◆ EXERCISE AIM
How many lines of the records below contain the word "title"? Answer with the number alone.

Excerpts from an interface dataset
■ ■ ■ ■ ■ ■ ■

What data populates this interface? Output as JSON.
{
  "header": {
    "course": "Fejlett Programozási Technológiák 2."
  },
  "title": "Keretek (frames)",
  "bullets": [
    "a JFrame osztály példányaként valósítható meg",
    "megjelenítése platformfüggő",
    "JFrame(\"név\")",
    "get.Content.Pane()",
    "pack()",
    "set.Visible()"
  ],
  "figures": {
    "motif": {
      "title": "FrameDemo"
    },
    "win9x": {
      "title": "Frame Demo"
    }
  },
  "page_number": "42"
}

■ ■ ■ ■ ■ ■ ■

◆ SOLUTION TO THIS TASK
3